Work required: Find the word "JSON" in the data below and copy each line that holds it.

Data extract:
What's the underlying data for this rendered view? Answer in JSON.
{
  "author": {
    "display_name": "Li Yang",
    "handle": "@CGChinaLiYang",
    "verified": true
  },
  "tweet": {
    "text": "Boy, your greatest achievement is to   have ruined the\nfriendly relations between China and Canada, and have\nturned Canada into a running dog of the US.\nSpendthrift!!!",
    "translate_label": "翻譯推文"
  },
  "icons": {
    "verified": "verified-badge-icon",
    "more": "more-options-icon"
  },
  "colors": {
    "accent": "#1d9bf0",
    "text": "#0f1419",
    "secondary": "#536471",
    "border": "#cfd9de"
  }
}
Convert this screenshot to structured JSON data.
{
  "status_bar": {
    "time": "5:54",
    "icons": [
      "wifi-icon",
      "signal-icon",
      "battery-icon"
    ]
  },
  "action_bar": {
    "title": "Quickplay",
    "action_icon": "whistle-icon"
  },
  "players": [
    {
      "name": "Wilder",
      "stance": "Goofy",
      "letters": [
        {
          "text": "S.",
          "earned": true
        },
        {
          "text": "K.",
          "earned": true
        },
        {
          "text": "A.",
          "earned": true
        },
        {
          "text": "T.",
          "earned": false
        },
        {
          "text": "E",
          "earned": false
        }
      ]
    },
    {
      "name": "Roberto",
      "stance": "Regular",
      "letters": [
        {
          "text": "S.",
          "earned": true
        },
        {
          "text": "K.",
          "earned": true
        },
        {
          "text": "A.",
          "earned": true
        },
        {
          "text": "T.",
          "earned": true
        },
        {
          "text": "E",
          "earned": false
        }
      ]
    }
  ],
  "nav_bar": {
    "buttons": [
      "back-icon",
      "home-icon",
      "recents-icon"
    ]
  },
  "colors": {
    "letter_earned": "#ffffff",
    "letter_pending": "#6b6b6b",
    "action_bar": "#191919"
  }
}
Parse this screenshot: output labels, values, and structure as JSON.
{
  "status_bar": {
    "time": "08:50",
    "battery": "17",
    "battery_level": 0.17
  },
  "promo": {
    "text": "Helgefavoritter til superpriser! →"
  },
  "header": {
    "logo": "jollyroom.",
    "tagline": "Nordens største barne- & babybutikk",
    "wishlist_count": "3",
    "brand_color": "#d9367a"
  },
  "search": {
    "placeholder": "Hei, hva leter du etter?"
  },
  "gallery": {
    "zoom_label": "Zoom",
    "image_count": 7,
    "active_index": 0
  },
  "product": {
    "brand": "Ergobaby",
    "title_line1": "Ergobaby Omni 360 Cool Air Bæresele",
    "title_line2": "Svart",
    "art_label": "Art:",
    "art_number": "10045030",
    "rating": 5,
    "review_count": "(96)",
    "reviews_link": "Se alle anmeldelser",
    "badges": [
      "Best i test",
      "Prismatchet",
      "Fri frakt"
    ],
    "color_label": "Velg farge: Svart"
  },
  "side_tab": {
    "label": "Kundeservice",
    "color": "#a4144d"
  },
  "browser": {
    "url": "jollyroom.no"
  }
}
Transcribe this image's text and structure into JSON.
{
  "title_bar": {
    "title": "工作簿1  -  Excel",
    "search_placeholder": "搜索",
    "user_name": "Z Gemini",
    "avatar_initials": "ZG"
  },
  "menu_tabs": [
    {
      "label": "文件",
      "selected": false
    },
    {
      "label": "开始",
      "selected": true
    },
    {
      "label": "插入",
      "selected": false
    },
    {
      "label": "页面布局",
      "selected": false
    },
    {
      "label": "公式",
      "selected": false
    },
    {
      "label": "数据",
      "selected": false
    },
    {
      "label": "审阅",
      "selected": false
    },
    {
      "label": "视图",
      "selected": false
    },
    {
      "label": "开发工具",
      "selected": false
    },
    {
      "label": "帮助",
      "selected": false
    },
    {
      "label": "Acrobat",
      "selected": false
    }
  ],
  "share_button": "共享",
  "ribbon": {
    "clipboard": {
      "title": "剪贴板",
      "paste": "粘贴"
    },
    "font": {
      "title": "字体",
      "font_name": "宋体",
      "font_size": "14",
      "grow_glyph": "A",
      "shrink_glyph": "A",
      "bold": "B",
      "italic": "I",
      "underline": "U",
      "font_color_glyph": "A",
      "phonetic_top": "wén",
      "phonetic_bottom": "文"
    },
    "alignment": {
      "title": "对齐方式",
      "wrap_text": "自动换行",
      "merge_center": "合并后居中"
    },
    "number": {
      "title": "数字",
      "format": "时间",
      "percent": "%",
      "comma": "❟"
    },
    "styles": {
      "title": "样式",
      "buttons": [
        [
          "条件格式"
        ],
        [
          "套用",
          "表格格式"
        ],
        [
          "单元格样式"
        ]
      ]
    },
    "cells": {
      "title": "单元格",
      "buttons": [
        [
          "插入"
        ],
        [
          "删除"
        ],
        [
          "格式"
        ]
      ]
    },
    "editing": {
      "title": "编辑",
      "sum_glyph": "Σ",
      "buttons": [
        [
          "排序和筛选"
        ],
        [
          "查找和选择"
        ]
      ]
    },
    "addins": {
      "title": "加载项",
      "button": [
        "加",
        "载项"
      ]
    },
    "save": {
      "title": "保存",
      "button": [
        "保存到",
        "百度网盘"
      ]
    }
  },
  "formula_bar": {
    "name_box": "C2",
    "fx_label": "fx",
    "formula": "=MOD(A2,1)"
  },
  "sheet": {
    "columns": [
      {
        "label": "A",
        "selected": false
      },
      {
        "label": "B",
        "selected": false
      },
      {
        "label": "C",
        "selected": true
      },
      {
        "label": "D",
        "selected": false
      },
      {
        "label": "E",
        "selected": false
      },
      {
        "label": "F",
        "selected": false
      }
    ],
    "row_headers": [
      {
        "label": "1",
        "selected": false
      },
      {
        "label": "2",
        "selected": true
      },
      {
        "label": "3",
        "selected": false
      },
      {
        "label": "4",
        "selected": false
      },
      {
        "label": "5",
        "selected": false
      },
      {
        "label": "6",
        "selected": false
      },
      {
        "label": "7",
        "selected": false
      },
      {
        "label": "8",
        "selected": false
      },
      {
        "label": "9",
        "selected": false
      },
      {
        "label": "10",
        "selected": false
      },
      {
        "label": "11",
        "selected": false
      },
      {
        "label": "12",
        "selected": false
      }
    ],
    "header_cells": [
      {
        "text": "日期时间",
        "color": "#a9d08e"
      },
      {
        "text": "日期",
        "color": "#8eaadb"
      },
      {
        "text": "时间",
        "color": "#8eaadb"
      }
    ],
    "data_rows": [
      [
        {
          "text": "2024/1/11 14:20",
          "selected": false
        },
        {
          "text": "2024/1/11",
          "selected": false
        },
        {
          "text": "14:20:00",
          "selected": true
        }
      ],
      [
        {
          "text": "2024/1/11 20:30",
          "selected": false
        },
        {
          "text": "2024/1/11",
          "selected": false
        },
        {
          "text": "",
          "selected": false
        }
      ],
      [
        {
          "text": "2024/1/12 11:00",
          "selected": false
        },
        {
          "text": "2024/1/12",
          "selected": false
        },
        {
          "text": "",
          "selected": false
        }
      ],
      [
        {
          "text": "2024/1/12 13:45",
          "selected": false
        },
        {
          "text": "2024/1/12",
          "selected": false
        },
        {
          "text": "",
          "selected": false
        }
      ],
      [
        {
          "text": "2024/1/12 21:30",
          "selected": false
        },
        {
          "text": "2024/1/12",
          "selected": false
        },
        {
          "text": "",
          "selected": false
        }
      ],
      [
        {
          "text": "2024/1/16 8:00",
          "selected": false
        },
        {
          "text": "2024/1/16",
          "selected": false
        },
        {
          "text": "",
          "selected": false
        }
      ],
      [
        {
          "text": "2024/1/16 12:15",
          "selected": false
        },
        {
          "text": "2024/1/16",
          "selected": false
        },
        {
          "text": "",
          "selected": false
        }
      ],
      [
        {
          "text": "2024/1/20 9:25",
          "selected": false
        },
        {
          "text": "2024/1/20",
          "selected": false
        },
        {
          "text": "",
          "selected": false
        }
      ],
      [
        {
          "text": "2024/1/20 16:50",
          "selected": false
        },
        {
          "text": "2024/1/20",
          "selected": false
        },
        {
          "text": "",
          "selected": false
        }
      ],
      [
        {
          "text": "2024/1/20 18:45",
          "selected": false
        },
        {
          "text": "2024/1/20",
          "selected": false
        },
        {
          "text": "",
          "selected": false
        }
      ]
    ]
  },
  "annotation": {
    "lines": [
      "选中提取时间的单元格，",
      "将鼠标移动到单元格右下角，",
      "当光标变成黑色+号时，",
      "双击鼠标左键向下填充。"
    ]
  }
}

Output for this exercise:
What's the underlying data for this rendered view? Answer in JSON.
Convert this screenshot to structured JSON data.
Parse this screenshot: output labels, values, and structure as JSON.
Transcribe this image's text and structure into JSON.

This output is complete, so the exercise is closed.